▶ TASK BRIEF: Across the entries below, work out how many lines contain "label". Please give the number only.

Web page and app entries
-------------------------

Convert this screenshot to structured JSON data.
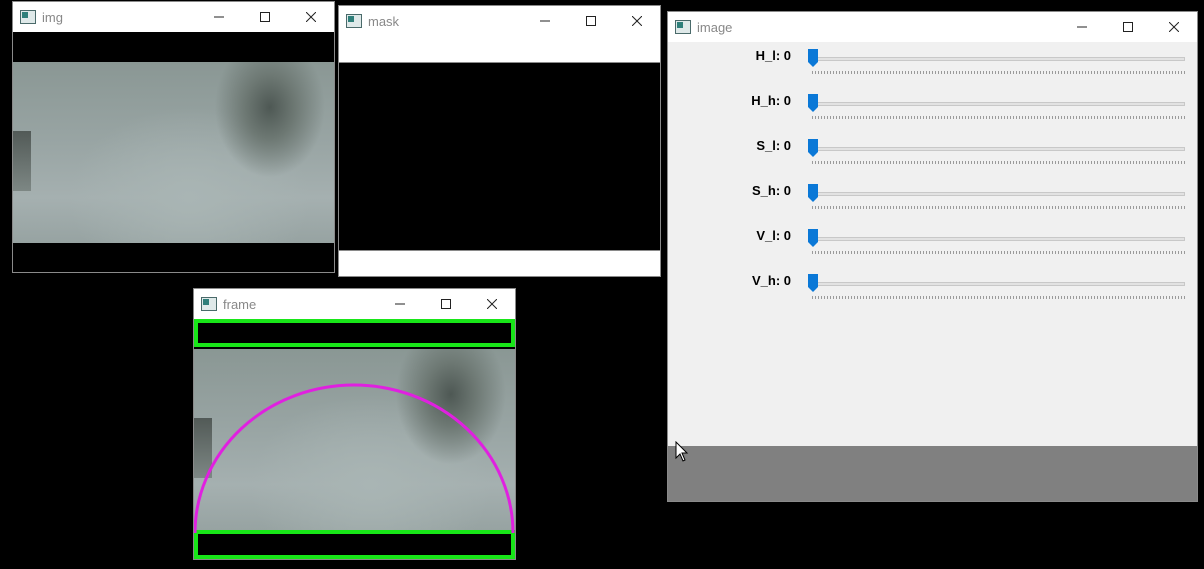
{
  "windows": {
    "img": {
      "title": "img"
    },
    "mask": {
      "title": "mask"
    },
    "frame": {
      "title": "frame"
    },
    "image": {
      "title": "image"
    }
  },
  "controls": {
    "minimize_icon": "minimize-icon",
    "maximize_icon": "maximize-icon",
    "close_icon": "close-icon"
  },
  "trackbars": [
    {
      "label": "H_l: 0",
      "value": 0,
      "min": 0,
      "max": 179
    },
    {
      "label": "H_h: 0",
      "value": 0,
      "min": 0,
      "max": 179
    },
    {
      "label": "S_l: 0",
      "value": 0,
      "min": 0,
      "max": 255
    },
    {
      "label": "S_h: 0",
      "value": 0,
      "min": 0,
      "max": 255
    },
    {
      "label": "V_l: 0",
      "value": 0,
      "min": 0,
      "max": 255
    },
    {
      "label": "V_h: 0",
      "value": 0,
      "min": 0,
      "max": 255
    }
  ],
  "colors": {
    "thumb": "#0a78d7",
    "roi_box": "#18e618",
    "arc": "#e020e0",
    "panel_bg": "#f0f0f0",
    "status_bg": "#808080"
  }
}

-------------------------

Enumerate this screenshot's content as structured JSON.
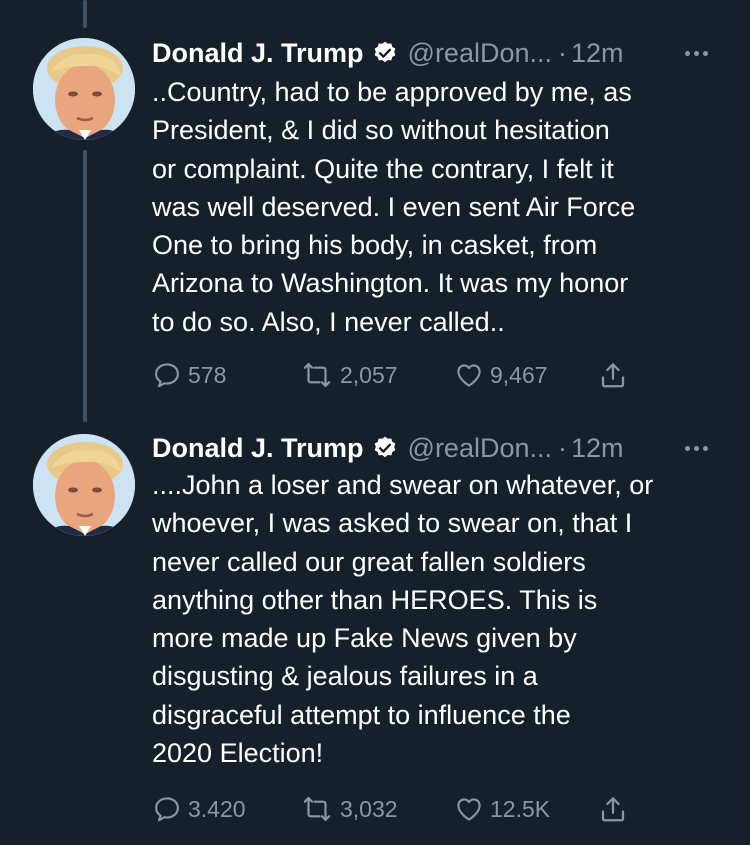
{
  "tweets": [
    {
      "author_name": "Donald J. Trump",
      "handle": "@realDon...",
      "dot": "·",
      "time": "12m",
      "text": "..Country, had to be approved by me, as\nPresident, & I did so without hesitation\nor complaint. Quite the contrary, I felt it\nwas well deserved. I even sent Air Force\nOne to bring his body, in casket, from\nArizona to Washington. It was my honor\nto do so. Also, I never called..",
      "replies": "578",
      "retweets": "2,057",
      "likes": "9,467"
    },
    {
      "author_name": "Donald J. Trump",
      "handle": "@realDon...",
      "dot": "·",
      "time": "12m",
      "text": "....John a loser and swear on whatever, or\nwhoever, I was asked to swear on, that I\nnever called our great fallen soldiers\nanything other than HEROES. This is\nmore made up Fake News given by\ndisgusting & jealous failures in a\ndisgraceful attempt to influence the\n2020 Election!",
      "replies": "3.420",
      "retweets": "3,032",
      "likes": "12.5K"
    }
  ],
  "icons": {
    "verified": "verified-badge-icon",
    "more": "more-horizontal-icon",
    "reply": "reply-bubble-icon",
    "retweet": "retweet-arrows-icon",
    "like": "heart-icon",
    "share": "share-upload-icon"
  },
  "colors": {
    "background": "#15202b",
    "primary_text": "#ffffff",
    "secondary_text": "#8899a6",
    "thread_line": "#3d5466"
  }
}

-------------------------

▶ ANSWER SECTION: 6